I am not a gourmet chef. I really do not like cooking at all, to be perfectly honest. When you grow up in a family where your mom had to stretch every dollar, you learn to eat simple. She invented 101 different ways to eat macaroni. We lived on fried bologna, weiners and hamburger. Roasts and chicken were treats. Anything besides apples, oranges and bananas were considered an exotic fruit in our house.
Having said that, I think I've come a long way. We eat lots of chicken, pork and beef roasts. I can even make a mean lasagna. And fortunately, Dave is a meat-and-potatoes type of guy and does not enjoy fancy.
So, to make a short story long, I decided to make something different tonight. By different, I mean Hamburger Helper. It takes great skill and precision after all, and I can't honestly remember the last time I made it.
Now, both of my kids are fussy. I've received a lot of flack about this because it is automatically assumed I've been too lenient. However, I have not yet learned the art of shoving food down a kid's throat when they just will not eat it (any insight into this would be greatly appreciated). You simply cannot get a kid to open their mouth unless they want to. On top of that, both of my kids have very remarkable gag reflexes. Hannah has thrown up or gagged more times than I can count because of being grossed out.
So, a singsong started when she saw what I was making. I mean it was different than her usual five meal repertoire. And it continued.
Part of my problem is that I have a hard time letting the kids go to bed hungry. When they've refused to eat their supper, I haven't made something else, but I have let them have a bigger than normal bed time snack. I put my foot down tonight about this. I told them that if they didn't eat that was all they were getting. They could have their usual yogurt and fruit at bed time, but nothing else. And, they weren't going outside to ride their scooters unless they finished their supper.
Miracle. After 45 minutes of nickel-sized mouthfuls, Hannah finished. She told me she would much rather have the chicken stew that I made them try last week, which surprised me. They hated the chicken stew last week. Hmm. Maybe I'll have to resurrect that for tomorrow.
To top off her already bad day - she likes to tell me when her "day is ruined" - they didn't get outside to ride their scooters. They were supposed to clean up Seth's bedroom because there was barely one square inch of floor space in sight - they weren't just building a castle with blocks, they were building the whole kingdom - and fooled around instead. Despite my warnings that their time outside was getting less and less, I heard repeated giggling coming from the bedroom. Now, I hate to ruin it when they're getting along and having fun, but it got too late to go outside because of their messing around.
Consequently, my girl went to bed less than happy. Her day was ruined. She had to eat a supper she hated - and all for nothing! She didn't even get to ride her scooter after all that torture! (and it was all Seth's fault!).

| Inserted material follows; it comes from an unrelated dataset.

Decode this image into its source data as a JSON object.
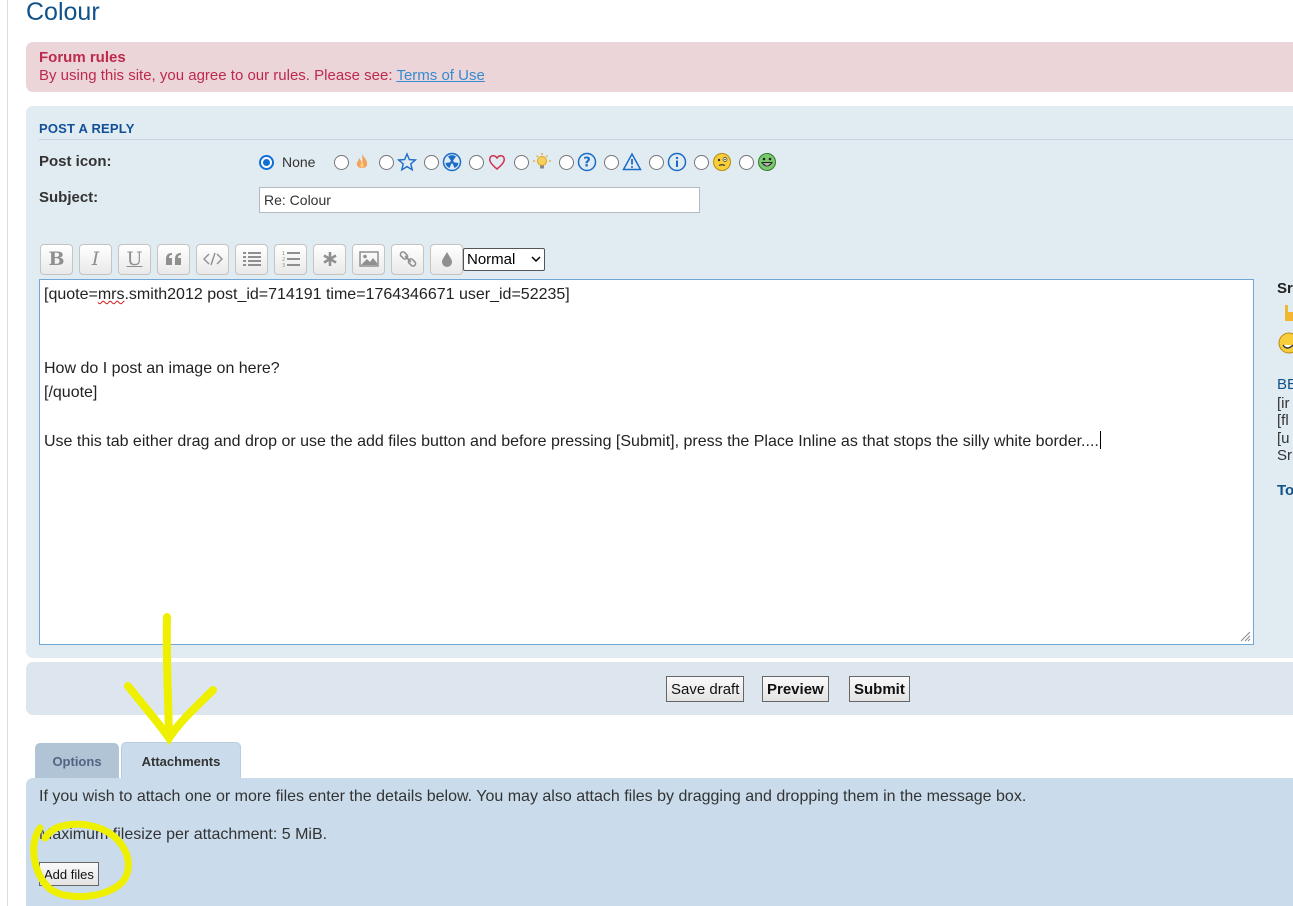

She asked me if she could ride twice tomorrow to make up for today.
I don't know. Maybe if she eats Hamburger Helper and chicken stew, huh? I do have leftovers after all.